Plant witch hazel trees in either spring or fall, mulching around them to cut down on weed competition for the first few years (I like to use a few layers of corrugated cardboard covered with a couple of inches of wood chips), and keep them well-watered for the first year. Once the trees are established they need little care. (Here are more tips for planting a new tree.)

witch hazel bark
Witch hazel bark BWFolsom/Getty

Harvesting witch hazel bark

Some herbalists suggest collecting bark in the fall, others prefer to collect it in the spring once the tree’s leaves have started to emerge; so you can take your pick: spring or fall. Here's how to harvest it properly:  

1. Use pruning shears or a sharp pruning saw to cut some smaller branches off your witch hazel tree. Make your cuts close to the base of the branch, but try to leave the raised ridge of bark around the branch where it meets the larger branch or trunk intact, as that “branch collar” helps the tree heal the cut more rapidly. Don’t harvest more than one-fifth of any one tree.

2. Strip off any leaves or flowers, and then use your pruners to snip the thin twigs (about ½-inch in diameter or less) into 2-inch long sections. Use a sharp knife to strip the bark, including the moist underlayer (which is where the good stuff lurks), off the larger sections of your branches. Discard the cores of the peeled branches.

3. You can use your harvested bark right away or dry it for later use.

4. To dry your harvest for later use, spread the bark and twigs in a single layer on screens or in shallow cardboard trays, and put them in a dry, airy location. When dry and crisp, store in glass jars or other containers, in a dry, dark location if possible.

Related: 5 Ways To Use Witch Hazel For Perfect Skin And Hair

Making Your Own Witch Hazel Water

It's easy and fun to make your own version of the witch hazel astringent found on the shelf at your local pharmacy.
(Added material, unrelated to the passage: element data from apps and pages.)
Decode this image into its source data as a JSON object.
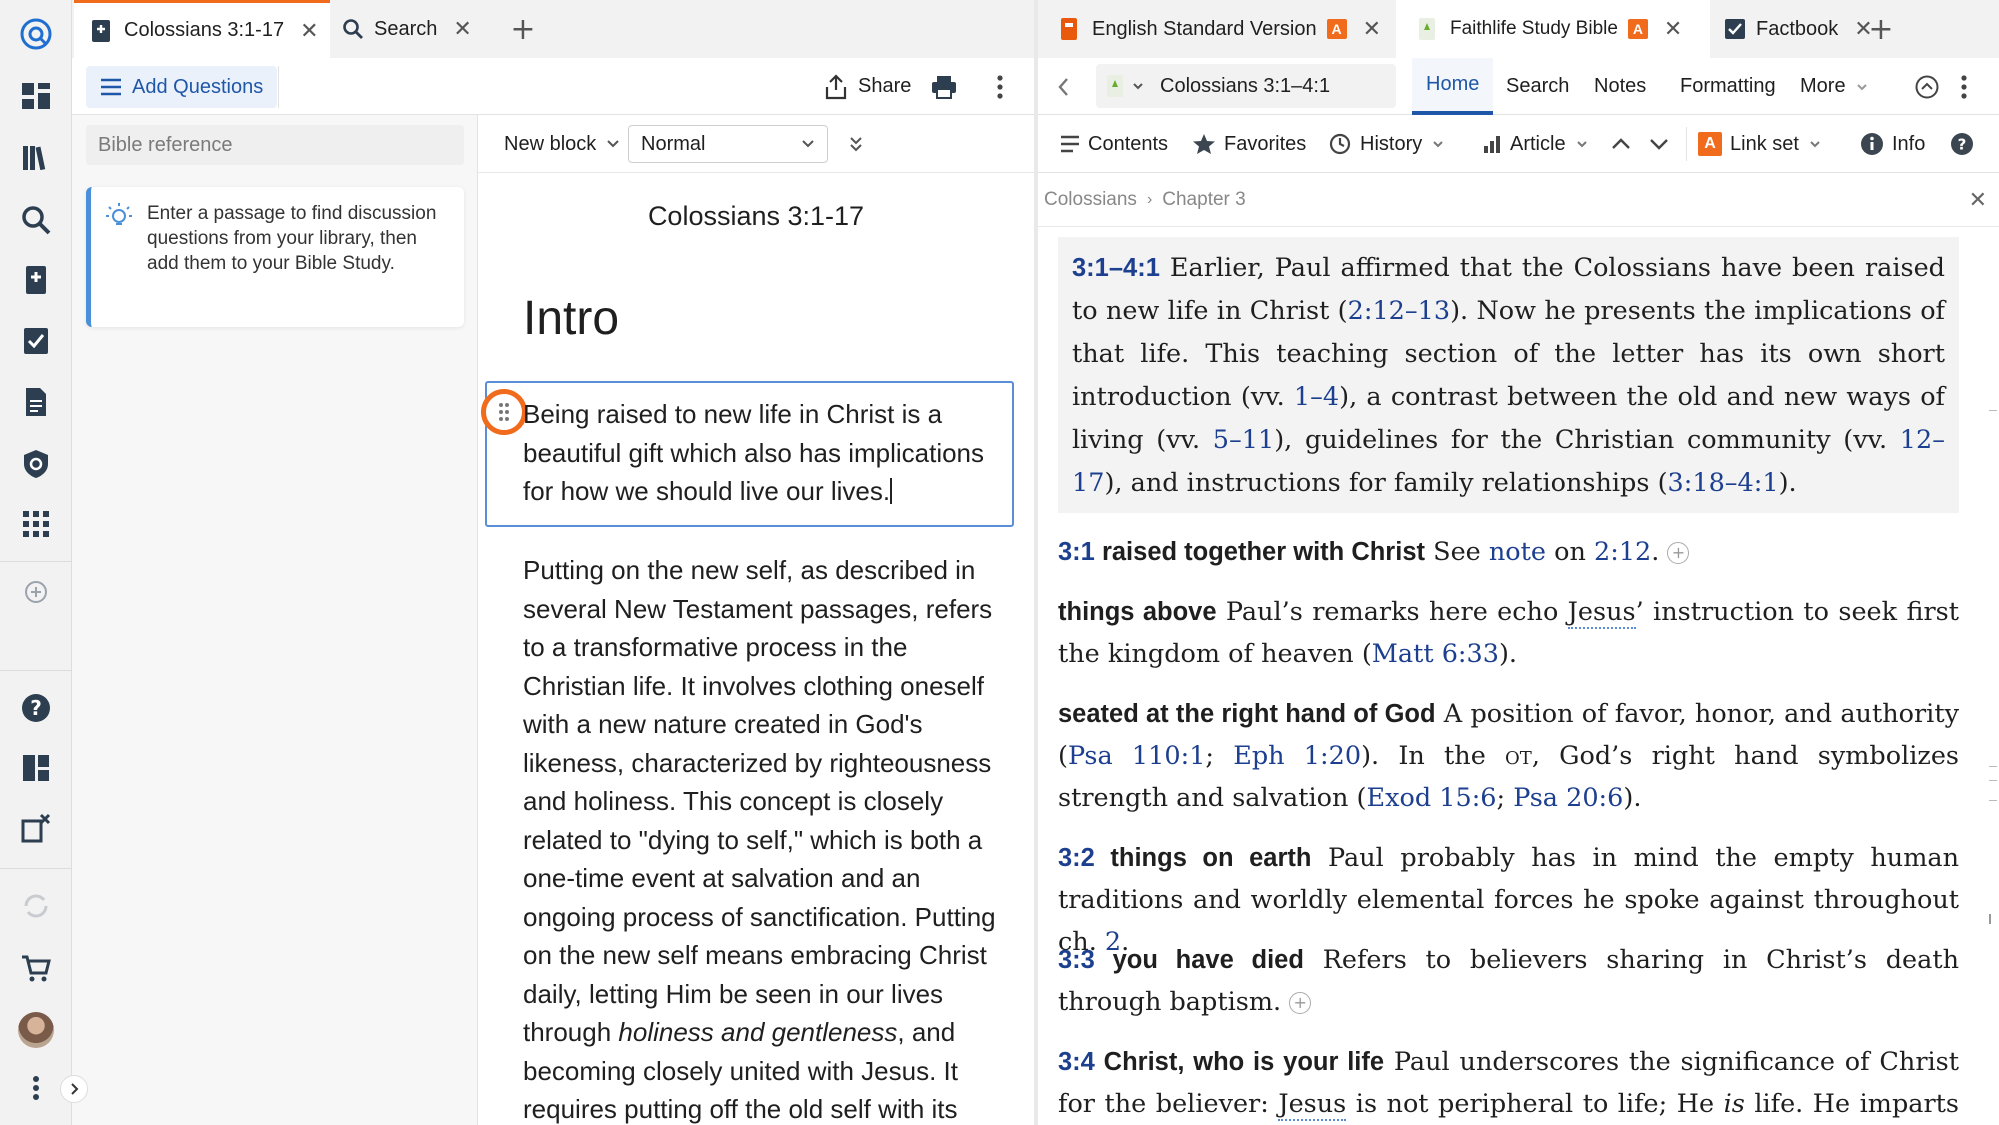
{
  "left_window": {
    "tabs": [
      {
        "label": "Colossians 3:1-17"
      },
      {
        "label": "Search"
      }
    ],
    "toolbar": {
      "add_questions": "Add Questions",
      "share": "Share"
    },
    "questions_pane": {
      "reference_placeholder": "Bible reference",
      "tip": "Enter a passage to find discussion questions from your library, then add them to your Bible Study."
    },
    "doc_toolbar": {
      "block_type": "New block",
      "style_value": "Normal"
    },
    "document": {
      "title": "Colossians 3:1-17",
      "heading": "Intro",
      "para1": "Being raised to new life in Christ is a beautiful gift which also has implications for how we should live our lives.",
      "para2_part1": "Putting on the new self, as described in several New Testament passages, refers to a transformative process in the Christian life. It involves clothing oneself with a new nature created in God's likeness, characterized by righteousness and holiness. This concept is closely related to \"dying to self,\" which is both a one-time event at salvation and an ongoing process of sanctification. Putting on the new self means embracing Christ daily, letting Him be seen in our lives through ",
      "para2_italic": "holiness and gentleness",
      "para2_part2": ", and becoming closely united with Jesus. It requires putting off the old self with its"
    }
  },
  "right_window": {
    "tabs": [
      {
        "label": "English Standard Version"
      },
      {
        "label": "Faithlife Study Bible"
      },
      {
        "label": "Factbook"
      }
    ],
    "nav": {
      "reference": "Colossians 3:1–4:1",
      "tabs": [
        "Home",
        "Search",
        "Notes",
        "Formatting",
        "More"
      ]
    },
    "secondary": {
      "contents": "Contents",
      "favorites": "Favorites",
      "history": "History",
      "article": "Article",
      "link_set": "Link set",
      "info": "Info"
    },
    "breadcrumb": [
      "Colossians",
      "Chapter 3"
    ],
    "badge_letter": "A",
    "notes": {
      "intro_ref": "3:1–4:1",
      "intro_t1": " Earlier, Paul affirmed that the Colossians have been raised to new life in Christ (",
      "intro_l1": "2:12–13",
      "intro_t2": "). Now he presents the implications of that life. This teaching section of the letter has its own short introduction (vv. ",
      "intro_l2": "1–4",
      "intro_t3": "), a contrast between the old and new ways of living (vv. ",
      "intro_l3": "5–11",
      "intro_t4": "), guidelines for the Christian community (vv. ",
      "intro_l4": "12–17",
      "intro_t5": "), and instructions for family relationships (",
      "intro_l5": "3:18–4:1",
      "intro_t6": ").",
      "n1_ref": "3:1",
      "n1_kw": " raised together with Christ",
      "n1_t1": " See ",
      "n1_l1": "note",
      "n1_t2": " on ",
      "n1_l2": "2:12",
      "n1_t3": ".",
      "n2_kw": "things above",
      "n2_t1": " Paul’s remarks here echo ",
      "n2_u": "Jesus",
      "n2_t2": "’ instruction to seek first the kingdom of heaven (",
      "n2_l1": "Matt 6:33",
      "n2_t3": ").",
      "n3_kw": "seated at the right hand of God",
      "n3_t1": " A position of favor, honor, and authority (",
      "n3_l1": "Psa 110:1",
      "n3_t2": "; ",
      "n3_l2": "Eph 1:20",
      "n3_t3": "). In the ",
      "n3_sc": "ot",
      "n3_t4": ", God’s right hand symbolizes strength and salvation (",
      "n3_l3": "Exod 15:6",
      "n3_t5": "; ",
      "n3_l4": "Psa 20:6",
      "n3_t6": ").",
      "n4_ref": "3:2",
      "n4_kw": " things on earth",
      "n4_t1": " Paul probably has in mind the empty human traditions and worldly elemental forces he spoke against throughout ch. ",
      "n4_l1": "2",
      "n4_t2": ".",
      "n5_ref": "3:3",
      "n5_kw": " you have died",
      "n5_t1": " Refers to believers sharing in Christ’s death through baptism.",
      "n6_ref": "3:4",
      "n6_kw": " Christ, who is your life",
      "n6_t1": " Paul underscores the significance of Christ for the believer: ",
      "n6_u": "Jesus",
      "n6_t2": " is not peripheral to life; He ",
      "n6_i": "is",
      "n6_t3": " life. He imparts God’s life,"
    }
  },
  "colors": {
    "accent_orange": "#f06b1b",
    "link_blue": "#1d3f8f",
    "tab_blue": "#1f57a8"
  }
}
It is super simple: all you have to do is cook witch hazel bark in water.

Ingredients:

½ pound dried witch hazel bark OR 1 pound of fresh witch hazel bark (see below for harvesting and preparation instructions)
Distilled water
Vodka (optional)

Method:
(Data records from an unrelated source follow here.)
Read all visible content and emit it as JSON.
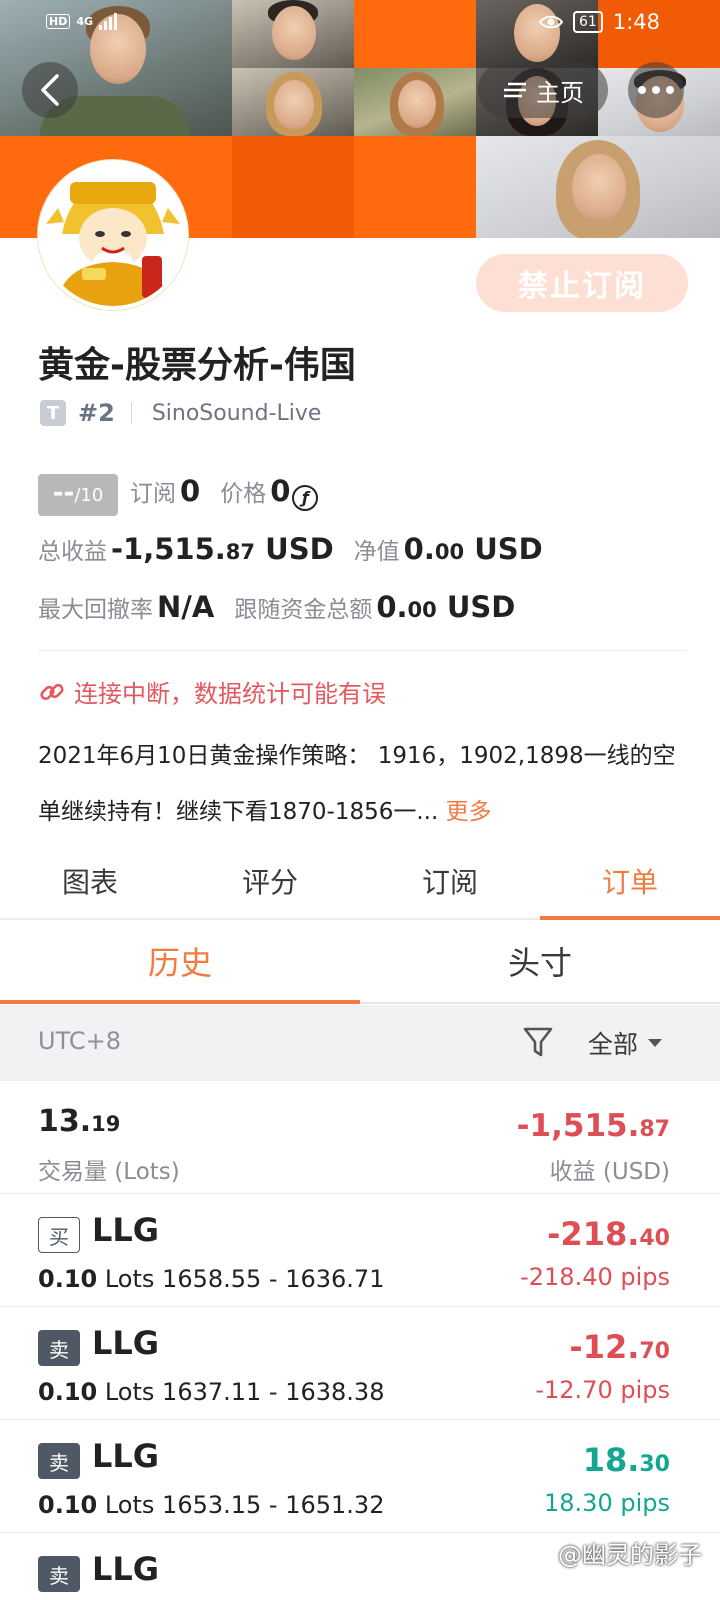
{
  "status_bar": {
    "signal_labels": [
      "HD",
      "4G"
    ],
    "battery": "61",
    "time": "1:48"
  },
  "header": {
    "home_label": "主页",
    "icons": [
      "back-arrow-icon",
      "menu-lines-icon",
      "more-dots-icon",
      "eye-icon"
    ]
  },
  "profile": {
    "name": "黄金-股票分析-伟国",
    "rank": "#2",
    "server": "SinoSound-Live",
    "type_badge": "T",
    "subscribe_button": "禁止订阅"
  },
  "stats": {
    "score": "--",
    "score_max": "/10",
    "subscriptions_label": "订阅",
    "subscriptions_value": "0",
    "price_label": "价格",
    "price_value": "0",
    "currency_symbol": "ƒ",
    "total_profit_label": "总收益",
    "total_profit_int": "-1,515.",
    "total_profit_dec": "87",
    "total_profit_unit": "USD",
    "net_value_label": "净值",
    "net_value_int": "0.",
    "net_value_dec": "00",
    "net_value_unit": "USD",
    "max_drawdown_label": "最大回撤率",
    "max_drawdown_value": "N/A",
    "follow_funds_label": "跟随资金总额",
    "follow_funds_int": "0.",
    "follow_funds_dec": "00",
    "follow_funds_unit": "USD"
  },
  "warning": "连接中断，数据统计可能有误",
  "description": {
    "text": "2021年6月10日黄金操作策略： 1916，1902,1898一线的空单继续持有！继续下看1870-1856一...",
    "more": "更多"
  },
  "tabs": [
    "图表",
    "评分",
    "订阅",
    "订单"
  ],
  "active_tab": "订单",
  "subtabs": [
    "历史",
    "头寸"
  ],
  "active_subtab": "历史",
  "filter": {
    "timezone": "UTC+8",
    "selection": "全部"
  },
  "summary": {
    "volume_int": "13.",
    "volume_dec": "19",
    "volume_label": "交易量 (Lots)",
    "profit_int": "-1,515.",
    "profit_dec": "87",
    "profit_label": "收益 (USD)"
  },
  "orders": [
    {
      "side": "买",
      "symbol": "LLG",
      "lots": "0.10",
      "lots_unit": "Lots",
      "range": "1658.55 - 1636.71",
      "pl_int": "-218.",
      "pl_dec": "40",
      "pips": "-218.40 pips",
      "sign": "neg"
    },
    {
      "side": "卖",
      "symbol": "LLG",
      "lots": "0.10",
      "lots_unit": "Lots",
      "range": "1637.11 - 1638.38",
      "pl_int": "-12.",
      "pl_dec": "70",
      "pips": "-12.70 pips",
      "sign": "neg"
    },
    {
      "side": "卖",
      "symbol": "LLG",
      "lots": "0.10",
      "lots_unit": "Lots",
      "range": "1653.15 - 1651.32",
      "pl_int": "18.",
      "pl_dec": "30",
      "pips": "18.30 pips",
      "sign": "pos"
    },
    {
      "side": "卖",
      "symbol": "LLG",
      "lots": "",
      "lots_unit": "",
      "range": "",
      "pl_int": "",
      "pl_dec": "",
      "pips": "",
      "sign": "pos"
    }
  ],
  "watermark": "@幽灵的影子",
  "colors": {
    "accent": "#f37b40",
    "negative": "#dd4e55",
    "positive": "#14a690",
    "banner_orange": "#ff6a0e"
  }
}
1. Place the witch hazel bark in a large stainless-steel pot, cover with distilled water and bring to a boil. Then lower the heat and simmer for 8 hours or overnight. Check every hour or so and add more water as needed to keep the bark covered. Alternatively, pour the boiled mixture into a slow cooker and forget it on low for 8 hours or overnight.

2. Turn off the heat and allow the mixture to cool to room temperature.

3. Strain the liquid through cheesecloth or a coffee filter, saving the witch hazel water and discarding the bark.

4. Adding vodka or other alcohol will make your witch hazel water shelf-stable. To add it, measure your finished water and add about 1/3 as much vodka as you have water (for example, if you have 3 cups of witch hazel water, add 1 cup of vodka, to make 4 cups total). Your witch hazel water will be just as effective, and easier on sensitive skin, if you don’t add the alcohol (which can have a drying effect), but you will need to store it in the fridge to keep it from spoiling, as the alcohol acts as a preservative

5. Store in covered glass jars or bottles. If you added alcohol, store at room temperature; if you didn’t add alcohol, store in the fridge.

While you’re at it, try making this easy, natural hand sanitizer:

Using Witch Hazel Water

Witch hazel water is a gentle astringent and anti-inflammatory for your skin. A splash is very refreshing on a hot day: cool and slightly tingly. Daily use helps keep your skin clear and glowing, and it may also be useful in helping to manage acne, poison ivy and other itchy rashes, sunburn, razor burn, bug bites, cuts and scratches, hemorrhoids, varicose veins, and more. (If you don’t want to make your own, we highly recommend this organic witch hazel for skin care.)

Apply witch hazel water by pouring a little into your cupped hand, rubbing your hands together, and then stroking the target area with your wet hands: it should feel pleasant and slightly tingly (slightly more so if you are applying to cuts or scrapes). You can also soak a cotton ball or scrap of clean cloth and use that to apply it to the target area. For some applications where longer contact is desired, soak a gauze pad or a small scrap of clean, folded cloth, and place the pad over the area.